I’ve seen Dierks Bentley in concert every which way. Arenas, honky tonks, health clubs. But I’ve never seen him (or heard him) sound as good as he did on Wednesday afternoon (June 9). He was in the studio with DJ Al Skop, about 40 other lucky fans and me. The show was broadcasting live on The Highway, the Sirius XM radio station that plays new country, which is weird because other than the fact that it’s from Bentley, there’s nothing very new or mainstream or pop about this country music. It is more old-school roots music that he just bluegrassed up. And it’s even better live than it is on his new Up on the Ridge album.

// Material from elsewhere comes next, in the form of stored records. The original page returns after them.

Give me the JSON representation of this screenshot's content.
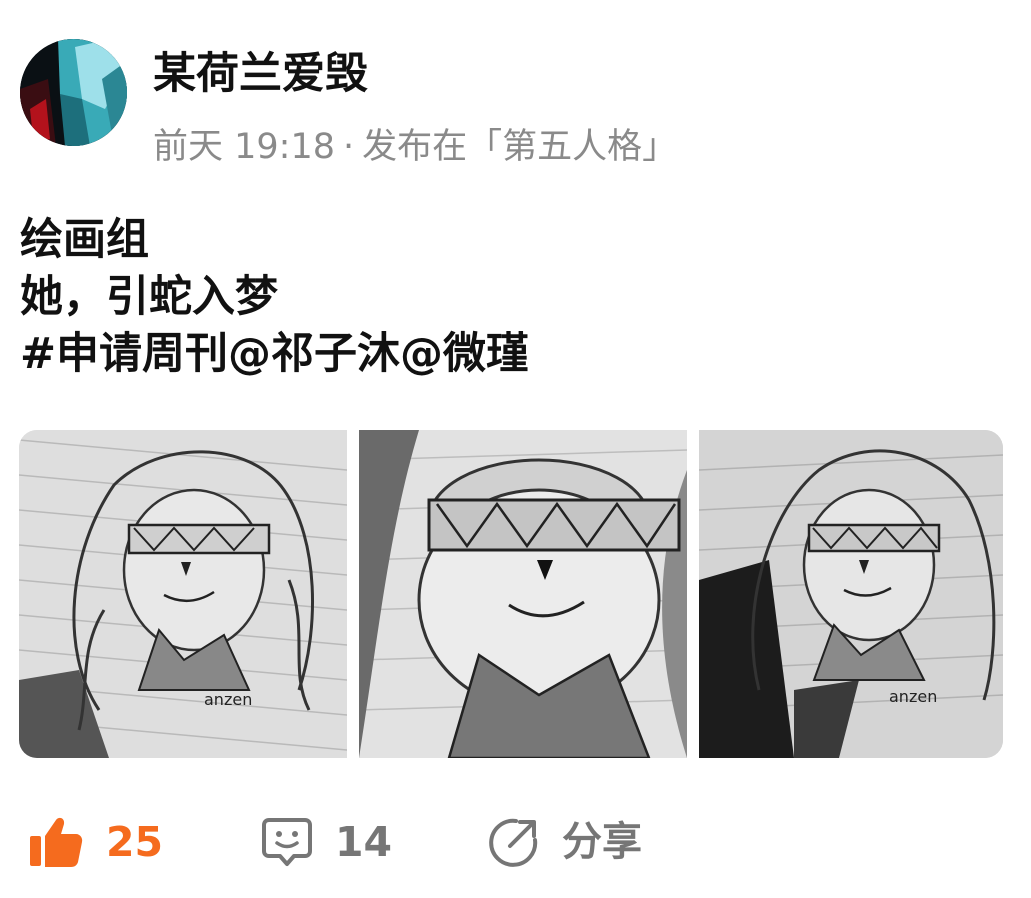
{
  "post": {
    "author": "某荷兰爱毁",
    "time": "前天 19:18",
    "separator": "·",
    "published_in": "发布在「第五人格」",
    "lines": [
      "绘画组",
      "她，引蛇入梦",
      "#申请周刊@祁子沐@微瑾"
    ],
    "images": [
      {
        "icon": "pencil-sketch-portrait"
      },
      {
        "icon": "pencil-sketch-portrait-closeup"
      },
      {
        "icon": "pencil-sketch-portrait-shadow"
      }
    ]
  },
  "actions": {
    "like_count": "25",
    "comment_count": "14",
    "share_label": "分享"
  },
  "colors": {
    "accent": "#f56b1e",
    "muted": "#8a8a8a",
    "icon_gray": "#767676"
  }
}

Bentley was there to christen this Music City Theatre right inside Nashville’sBridgestone Arena, overlooking the Ryman Auditorium and lower Broadway. He only had time for seven songs, but he chose them well. He and his six-man band did old ones like “Free and Easy (Down the Road I Go),” “Sideways” and “Feel That Fire,” but even on those, Bentley said he was trying to put a bluegrass twist on them. The other four tunes he played were all good, the kind that Bentley said are good for gettin’ away and doing some good pickin’. And when it came time to sing one of the album’s best and brightest, “Draw Me a Map,” he had Ronnie McCoury fill in for Alison Krausswho shares vocals with Bentley on the album. McCoury also played the hell out of his mandolin on every single song they did.
In the countless interviews Bentley’s done for this album, he keeps saying that it’s not a purely bluegrass album. That it has more of a country/bluegrass sound but with a rock ‘n’ roll mentality. And he usually adds, like he did at this broadcast, that so many of his old songs already had a banjo-driven feel. At this point, I don’t care what he calls it. I think this music is so unique it transcends any kind of box you try to put it in. So much so, I went back for more to hear him play later that night at Nashville’sLimelight.